Before Fort Clatsop

There are shadows a flag casts, and places
that shadow does not reach. This stretch of beach
kept sacred by winds and winter

and the hands that reach down to it,
discovers the waves by their crashing, the ice
by its cracking, the human voice by its wail

and song. This is a land of edges,
worn away stone. Here, we long
for that other shore that pulls like thread

through broken skin and sore muscle.
If we follow the river it takes us back
to a world of salmon and root.

If we stay we will be beaten by weather,
but there will be salt. What is it that leads us
always to the mouth?

It is so quiet I hear shells shake beneath my feet.
I wake from sleep and there is fur growing over my bones.
Lay your head on my shoulder.

Tomorrow we will all decide. For now,
we restless paw at each other, imagine dust
and sunlight and a land that echoes us back.

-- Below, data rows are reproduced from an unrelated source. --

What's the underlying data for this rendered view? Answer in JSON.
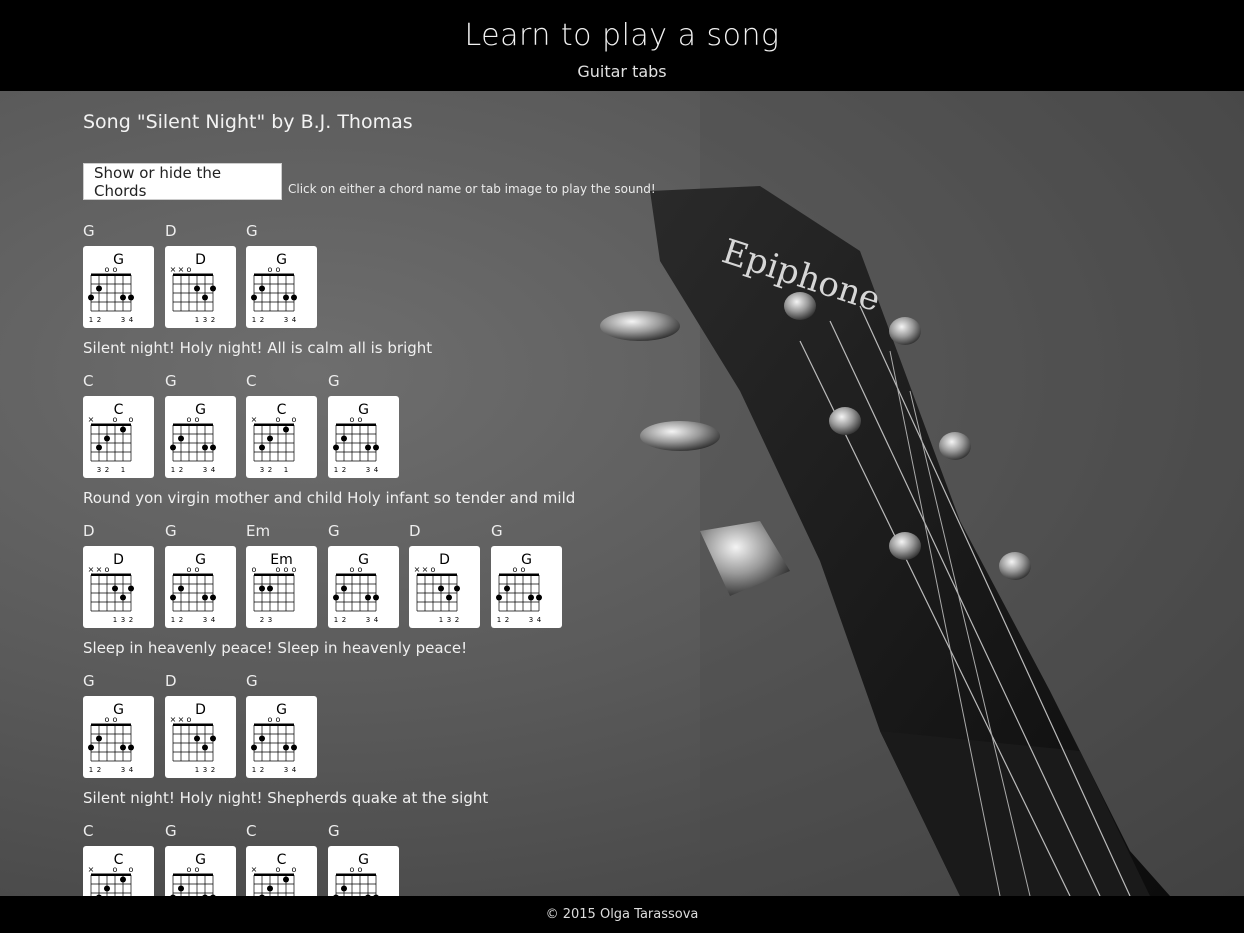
{
  "header": {
    "title": "Learn to play a song",
    "subtitle": "Guitar tabs"
  },
  "song": {
    "title": "Song \"Silent Night\" by B.J. Thomas",
    "toggle_label": "Show or hide the Chords",
    "hint": "Click on either a chord name or tab image to play the sound!"
  },
  "lines": [
    {
      "chords": [
        "G",
        "D",
        "G"
      ],
      "lyric": "Silent night! Holy night! All is calm all is bright"
    },
    {
      "chords": [
        "C",
        "G",
        "C",
        "G"
      ],
      "lyric": "Round yon virgin mother and child Holy infant so tender and mild"
    },
    {
      "chords": [
        "D",
        "G",
        "Em",
        "G",
        "D",
        "G"
      ],
      "lyric": "Sleep in heavenly peace! Sleep in heavenly peace!"
    },
    {
      "chords": [
        "G",
        "D",
        "G"
      ],
      "lyric": "Silent night! Holy night! Shepherds quake at the sight"
    },
    {
      "chords": [
        "C",
        "G",
        "C",
        "G"
      ],
      "lyric": ""
    }
  ],
  "chord_shapes": {
    "G": {
      "markers": [
        "",
        "",
        "o",
        "o",
        "",
        ""
      ],
      "fingers": "12  34"
    },
    "D": {
      "markers": [
        "x",
        "x",
        "o",
        "",
        "",
        ""
      ],
      "fingers": "   132"
    },
    "C": {
      "markers": [
        "x",
        "",
        "",
        "o",
        "",
        "o"
      ],
      "fingers": " 32 1 "
    },
    "Em": {
      "markers": [
        "o",
        "",
        "",
        "o",
        "o",
        "o"
      ],
      "fingers": " 23   "
    }
  },
  "brand_text": "Epiphone",
  "footer": {
    "copyright": "© 2015 Olga Tarassova"
  }
}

Michelle Bonczek is a poet and photographer based in Kalamazoo, Michigan. She teaches at Western Michigan University.